The good news for Democrats is that the apathy of many of their voters — which contributed to Hillary Clinton’s losing in November — is gone now that Donald Trump is president.
The bad news for Democrats is that the fires of protest could burn so brightly that they alienate moderate voters and threaten any Democrats who decline to throw gasoline on the fires.
The anger of the liberal base is such that “a firestorm of criticism . . . awaits [Democratic lawmakers] when they don’t stand up to Trump,” Wikler says. As for primary challenges for Democrats who won’t confront Trump at every turn: “Everything is on the table.”
Of course, missing in the progressive reaction to Trump’s victory was anything more than cursory mention of why the Left, during Obama’s eight years, had failed to fulfill promises of “hope and change,” address rising income inequality and middle-class stagnation, or win the respect of either America’s friends or adversaries.
A few Democrats have recently begun to question the party’s relentless choice of a negative, obstructionist tone. “I’d leave [Trump] out of the message and appeal to his base with a meaningful jobs plan,” Craig Crawford, an adviser to former Democratic senator Jim Webb of Virginia, told U.S. News and World Report, adding:
Don’t take his bait. Braying donkeys only make noise. Democrats should present a shadow government agenda that gives working-class Americans jobs and hope. Democrats should learn something from their futile efforts of the Reagan years, attacking the man instead of winning back his voter base with a positive message.
Democratic senator Chris Murphy of Connecticut, agreed in part, telling the paper:
We need to be guided by a positive message about economic growth for everybody and a country that includes everybody. . . . We can’t respond to everything.”

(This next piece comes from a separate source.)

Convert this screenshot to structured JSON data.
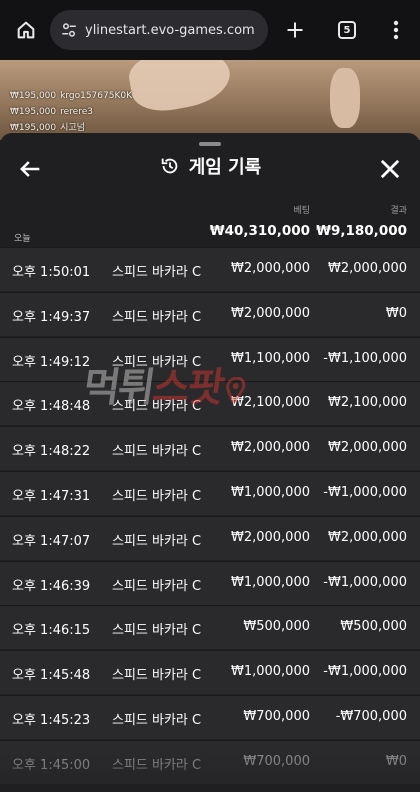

Murphy suggest that the sheer number and pace of Trump initiatives makes it impossible to maintain a state of perpetual outrage. “To Democrats, it’s no accident,” notes David Catanese, the U.S. News and World Report journalist who wrote the story. “Yet given that Trump’s approval rating is hovering between a respectable 45 percent and 49 percent depending on the poll, the fury emanating out of Washington and other major American cities is likely disproportional to the country at large. To some Democrats, this is a flashing alarm that incessant full-throated opposition is counterproductive.”
After all, it will be difficult to sustain the Trump Derangement Syndrome that his “shock and awe” behavior has inspired. “Whether intended or accidental, Trump’s barrage of initiatives is thus far, by sheer volume and audacity, having the effect of confusing and overwhelming his opponents,” said Benjamin Ginsberg, a political scientist at John Hopkins University.
But the confusion is only making it more difficult for Democrats to think strategically. Even the Trump executive order temporarily banning travel from seven Muslim nations wins support from about half of the American people, despite a rollout that many — including National Review editors — criticized as botched. Support for building a wall along the border with Mexico hovers at an approval rate of 50 percent or higher.
The first test of the “total resistance” strategy against Trump will come with the confirmation battle over Neil Gorsuch, Trump’s choice for the Supreme Court. Left-wing groups are urging Democrats to use any and all means to block Gorsuch. That includes browbeating Democratic senators who want a more normal confirmation process. After Chris Coons, a Democratic senator of Delaware, said he believed that Gorsuch deserved a hearing and an eventual vote, the liberal Progressive Change Campaign Committee e-mailed its 1 million members, urging them to rebuke him.
“There is zero appetite among the public for weakness from Democratic politicians,” Stephanie Taylor, the committee’s co-founder, told U.S. News and World Report.
Claims that the public wants a filibuster of Gorsuch are preposterous.
But claims that the public wants a filibuster of Gorsuch are preposterous. In a CNN poll released today, respondents backed Gorsuch’s confirmation by a margin of 49 percent to 36 percent. Sensible Senate Democrats know that if they filibuster Gorsuch, the likely result will be that Senate GOP leader, Mitch McConnell, will simply scrap the filibuster and leave Democrats with even less power to influence the fate the next nominee, which would seriously tilt the balance of the court rightward.
But for now, such practical considerations are being pushed aside in the rush to portray Donald Trump as some kind of “fascist in chief” occupying the White House. In California, Democratic assembly member Reggie Jones-Sawyer of Los Angeles has predicted that the anti-Trump resistance will be “a looming, long, ferocious and hard-fought legal war with bloodshed stretching from the Golden State to Washington D.C.”
If Democrats believe that this kind of hyper-partisan opposition will carry the day or appeal to moderates, I say, “Good luck with that.” Donald Trump has a knack for alienating many voters and saying stupid things. But his biggest asset may be that his over-the-top adversaries are even better at painting themselves in negative terms.
— John Fund is NRO’s national-affairs correspondent.